(Material shown Opens)
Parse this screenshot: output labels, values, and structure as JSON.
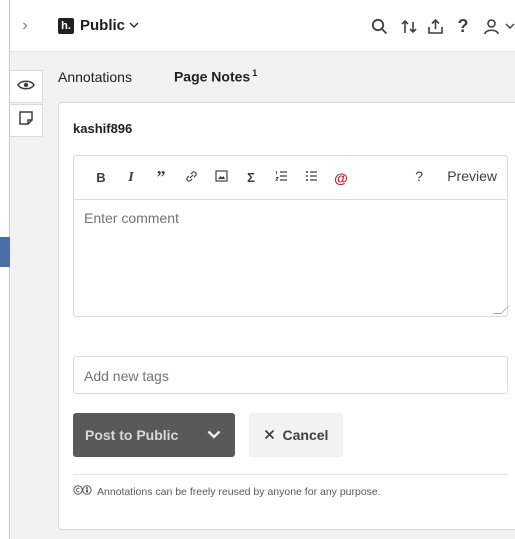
{
  "topbar": {
    "group_name": "Public",
    "logo_text": "h.",
    "icons": [
      "search-icon",
      "sort-icon",
      "share-icon",
      "help-icon",
      "user-icon"
    ]
  },
  "tabs": {
    "annotations": "Annotations",
    "page_notes": "Page Notes",
    "page_notes_count": "1"
  },
  "card": {
    "username": "kashif896",
    "toolbar": {
      "bold": "B",
      "italic": "I",
      "quote": "”",
      "math": "Σ",
      "help": "?",
      "preview": "Preview"
    },
    "comment_placeholder": "Enter comment",
    "tags_placeholder": "Add new tags",
    "post_label": "Post to Public",
    "cancel_label": "Cancel",
    "license_text": "Annotations can be freely reused by anyone for any purpose."
  },
  "colors": {
    "accent_red": "#bd1c2b",
    "post_button_bg": "#595959"
  }
}
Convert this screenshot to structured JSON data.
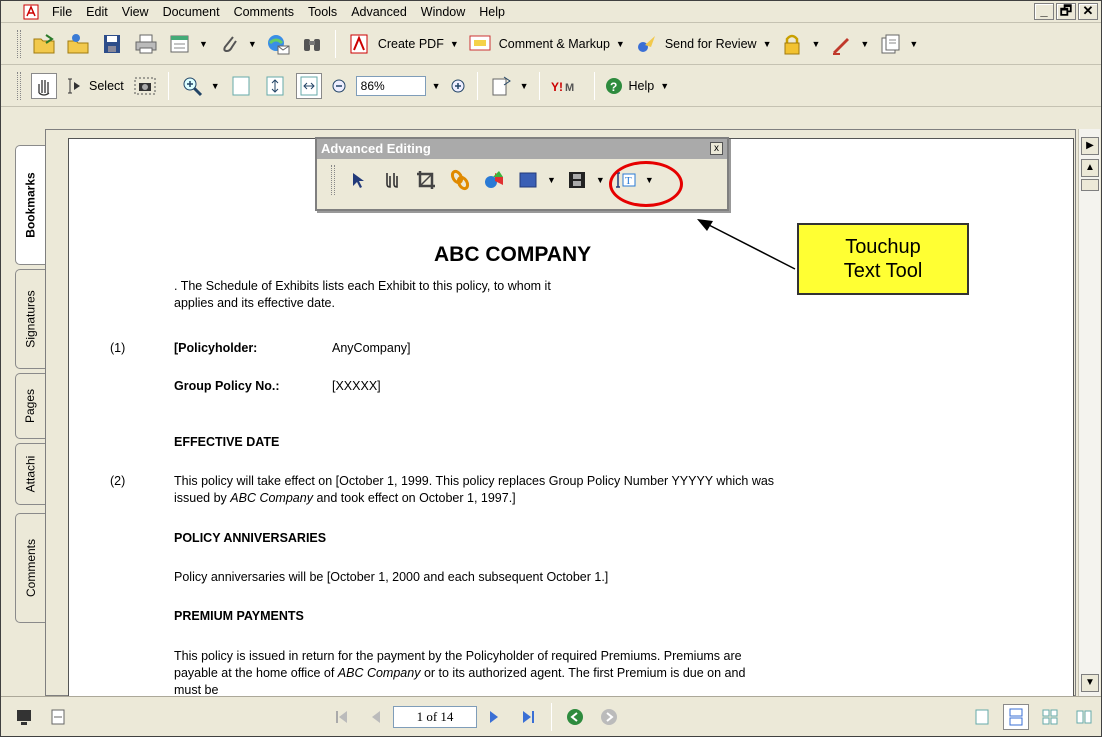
{
  "menu": [
    "File",
    "Edit",
    "View",
    "Document",
    "Comments",
    "Tools",
    "Advanced",
    "Window",
    "Help"
  ],
  "window_controls": [
    "_",
    "🗗",
    "✕"
  ],
  "toolbar1": {
    "create_pdf": "Create PDF",
    "comment_markup": "Comment & Markup",
    "send_review": "Send for Review"
  },
  "toolbar2": {
    "select": "Select",
    "zoom": "86%",
    "help": "Help"
  },
  "side_tabs": [
    "Bookmarks",
    "Signatures",
    "Pages",
    "Attachi",
    "Comments"
  ],
  "advanced_editing": {
    "title": "Advanced Editing",
    "close": "x"
  },
  "callout": {
    "line1": "Touchup",
    "line2": "Text Tool"
  },
  "document": {
    "title": "ABC COMPANY",
    "intro_line1": ". The Schedule of Exhibits lists each Exhibit to this policy, to whom it",
    "intro_line2": "applies and its effective date.",
    "item1_num": "(1)",
    "policyholder_label": "[Policyholder:",
    "policyholder_value": "AnyCompany]",
    "group_policy_label": "Group Policy No.:",
    "group_policy_value": "[XXXXX]",
    "effective_heading": "EFFECTIVE DATE",
    "item2_num": "(2)",
    "effective_line1": "This policy will take effect on [October 1, 1999.  This policy replaces Group Policy Number YYYYY which was",
    "effective_line2_pre": "issued by ",
    "effective_line2_em": "ABC Company",
    "effective_line2_post": " and took effect on October 1, 1997.]",
    "anniv_heading": "POLICY ANNIVERSARIES",
    "anniv_text": "Policy anniversaries will be [October 1, 2000 and each subsequent October 1.]",
    "premium_heading": "PREMIUM PAYMENTS",
    "premium_line1": "This policy is issued in return for the payment by the Policyholder of required Premiums.  Premiums are",
    "premium_line2_pre": "payable at the home office of ",
    "premium_line2_em": "ABC Company",
    "premium_line2_post": " or to its authorized agent.  The first Premium is due on and",
    "premium_line3": "must be"
  },
  "status": {
    "page_indicator": "1 of 14"
  }
}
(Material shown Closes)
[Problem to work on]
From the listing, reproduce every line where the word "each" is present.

[Reply]
    "intro_line1": ". The Schedule of Exhibits lists each Exhibit to this policy, to whom it",
    "anniv_text": "Policy anniversaries will be [October 1, 2000 and each subsequent October 1.]",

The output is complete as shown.